The simple mathematical trick of Ricardo, through fatefully deviating our attention, has transformed our world beyond recognition. The current situation could help us to recognise the radically erratic nature of such Kantian modality – abstract, a prioristic arguments about generic ‘goods’, ignoring anything that has to do with concreteness, with nature, with living beings and natural goods, with concrete times and places, instead of thinking in terms of abstract universals.
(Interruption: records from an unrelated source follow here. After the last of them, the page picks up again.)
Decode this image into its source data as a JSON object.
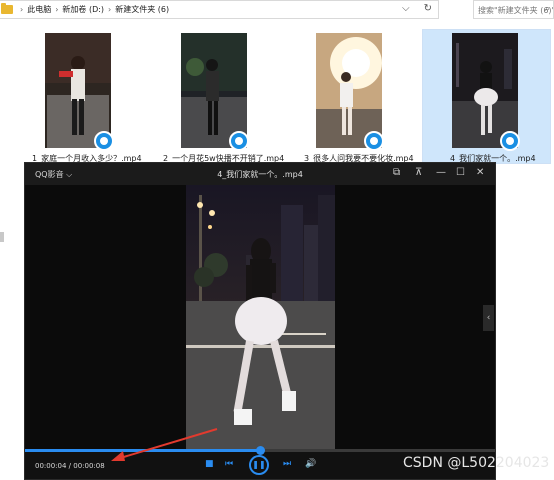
{
  "explorer": {
    "breadcrumb": [
      "此电脑",
      "新加卷 (D:)",
      "新建文件夹 (6)"
    ],
    "breadcrumb_separator": "›",
    "dropdown_glyph": "⌵",
    "refresh_glyph": "↻",
    "search_placeholder": "搜索\"新建文件夹 (6)\"",
    "search_icon_glyph": "⌕"
  },
  "files": [
    {
      "name": "1_家庭一个月收入多少？.mp4",
      "selected": false
    },
    {
      "name": "2_一个月花5w快播不开销了.mp4",
      "selected": false
    },
    {
      "name": "3_很多人问我要不要化妆.mp4",
      "selected": false
    },
    {
      "name": "4_我们家就一个。.mp4",
      "selected": true
    }
  ],
  "player": {
    "brand": "QQ影音",
    "brand_chevron": "⌵",
    "title": "4_我们家就一个。.mp4",
    "window_controls": [
      "⧉",
      "⊼",
      "—",
      "☐",
      "✕"
    ],
    "side_handle_glyph": "‹",
    "time_display": "00:00:04 / 00:00:08",
    "progress_fraction": 0.5,
    "buttons": {
      "stop": "■",
      "prev": "⏮",
      "pause": "❚❚",
      "next": "⏭",
      "volume": "🔊"
    },
    "accent_color": "#2a8cf0"
  },
  "watermark": "CSDN @L502204023"
}
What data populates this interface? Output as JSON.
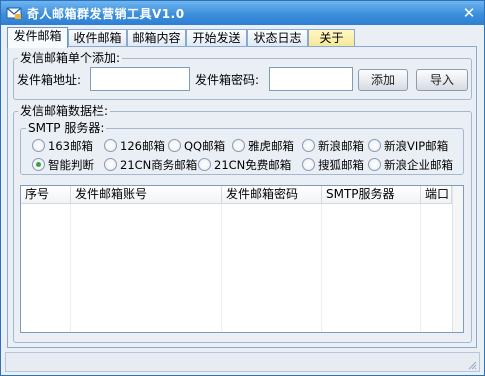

The ultimate result is that this logic of unlimited exchange and substitutability is extended to any kind of social relationship, central to Chicago economics. Its prominent members, like Becker, Stigler, Schultz or Posner, extend economic reasoning to the heart of family life, law, or even the value of life, talking about ‘human capital’ – a terminology unfortunately imported into sociology by Bourdieu. The professor for whom I was a TA in 1982, already then long retired, had only scorn for this mode thinking, just as most of his older colleagues, and loved to say that Gary Becker certainly is a great expert in the value of marriage, having married at least four times. But they belonged to a dying breed of economists.
Something must be done so that such a realisation about the meaninglessness of abstract, a priori universalistic generalisations would not be lost. Any moment of liminal crisis is a moment of decision – and this now concerns truly planetary levels. Our current situation could lead to increasing power being assigned to Internet companies (arguing that they deliver without the need for physical presence; a true disaster for education and human contact in general), to multinationals who could survive, while smaller businesses might be forced to close down; to governments (and their polices), national or local, who again got a taste of their real power, being for long undermined by certain aspects of globalisation. Or, if we somehow manage to start thinking and retrieving our better selves, individual and communal, we might start to realise the madness of the kind of Kantian, and economic, thinking which led to the current situation.
This liminal situation certainly cannot last. It might go back to business as before, but this is unlikely. We all must contribute to make things happen to the right direction, and not resign ourselves to the inevitability of the former option.